- _PROBLEM DESCRIPTION_: Each record that follows must be given again without alteration.
___ DATA FOR THIS TASK
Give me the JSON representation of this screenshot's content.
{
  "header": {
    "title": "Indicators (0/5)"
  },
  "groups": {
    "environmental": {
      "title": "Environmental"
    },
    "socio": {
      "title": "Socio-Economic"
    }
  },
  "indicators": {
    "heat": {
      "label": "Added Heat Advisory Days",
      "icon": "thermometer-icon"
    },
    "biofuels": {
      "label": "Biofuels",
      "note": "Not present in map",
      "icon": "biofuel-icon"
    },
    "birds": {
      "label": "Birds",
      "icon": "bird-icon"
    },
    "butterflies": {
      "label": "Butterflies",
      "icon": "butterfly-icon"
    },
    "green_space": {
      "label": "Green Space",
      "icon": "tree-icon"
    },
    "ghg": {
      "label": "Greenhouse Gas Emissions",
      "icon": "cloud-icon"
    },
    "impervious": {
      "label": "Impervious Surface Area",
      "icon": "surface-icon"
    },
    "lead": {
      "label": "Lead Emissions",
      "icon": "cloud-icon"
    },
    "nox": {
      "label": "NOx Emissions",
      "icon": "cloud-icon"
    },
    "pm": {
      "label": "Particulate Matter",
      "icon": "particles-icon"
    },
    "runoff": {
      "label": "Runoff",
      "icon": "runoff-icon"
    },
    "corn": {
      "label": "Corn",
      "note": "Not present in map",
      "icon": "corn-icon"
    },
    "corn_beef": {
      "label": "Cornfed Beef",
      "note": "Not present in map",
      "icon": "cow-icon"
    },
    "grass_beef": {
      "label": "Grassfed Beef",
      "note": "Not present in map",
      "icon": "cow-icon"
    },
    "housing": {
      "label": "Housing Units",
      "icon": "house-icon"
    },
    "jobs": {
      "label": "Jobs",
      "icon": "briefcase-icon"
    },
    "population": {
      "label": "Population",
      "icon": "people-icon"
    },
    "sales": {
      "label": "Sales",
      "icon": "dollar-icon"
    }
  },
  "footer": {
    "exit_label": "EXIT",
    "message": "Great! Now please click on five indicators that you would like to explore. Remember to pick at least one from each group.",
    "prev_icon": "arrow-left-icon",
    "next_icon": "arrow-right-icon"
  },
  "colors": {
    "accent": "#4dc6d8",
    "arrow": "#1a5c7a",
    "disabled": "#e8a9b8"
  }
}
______
- _ANSWER_:
Give me the JSON representation of this screenshot's content.
{
  "header": {
    "title": "Indicators (0/5)"
  },
  "groups": {
    "environmental": {
      "title": "Environmental"
    },
    "socio": {
      "title": "Socio-Economic"
    }
  },
  "indicators": {
    "heat": {
      "label": "Added Heat Advisory Days",
      "icon": "thermometer-icon"
    },
    "biofuels": {
      "label": "Biofuels",
      "note": "Not present in map",
      "icon": "biofuel-icon"
    },
    "birds": {
      "label": "Birds",
      "icon": "bird-icon"
    },
    "butterflies": {
      "label": "Butterflies",
      "icon": "butterfly-icon"
    },
    "green_space": {
      "label": "Green Space",
      "icon": "tree-icon"
    },
    "ghg": {
      "label": "Greenhouse Gas Emissions",
      "icon": "cloud-icon"
    },
    "impervious": {
      "label": "Impervious Surface Area",
      "icon": "surface-icon"
    },
    "lead": {
      "label": "Lead Emissions",
      "icon": "cloud-icon"
    },
    "nox": {
      "label": "NOx Emissions",
      "icon": "cloud-icon"
    },
    "pm": {
      "label": "Particulate Matter",
      "icon": "particles-icon"
    },
    "runoff": {
      "label": "Runoff",
      "icon": "runoff-icon"
    },
    "corn": {
      "label": "Corn",
      "note": "Not present in map",
      "icon": "corn-icon"
    },
    "corn_beef": {
      "label": "Cornfed Beef",
      "note": "Not present in map",
      "icon": "cow-icon"
    },
    "grass_beef": {
      "label": "Grassfed Beef",
      "note": "Not present in map",
      "icon": "cow-icon"
    },
    "housing": {
      "label": "Housing Units",
      "icon": "house-icon"
    },
    "jobs": {
      "label": "Jobs",
      "icon": "briefcase-icon"
    },
    "population": {
      "label": "Population",
      "icon": "people-icon"
    },
    "sales": {
      "label": "Sales",
      "icon": "dollar-icon"
    }
  },
  "footer": {
    "exit_label": "EXIT",
    "message": "Great! Now please click on five indicators that you would like to explore. Remember to pick at least one from each group.",
    "prev_icon": "arrow-left-icon",
    "next_icon": "arrow-right-icon"
  },
  "colors": {
    "accent": "#4dc6d8",
    "arrow": "#1a5c7a",
    "disabled": "#e8a9b8"
  }
}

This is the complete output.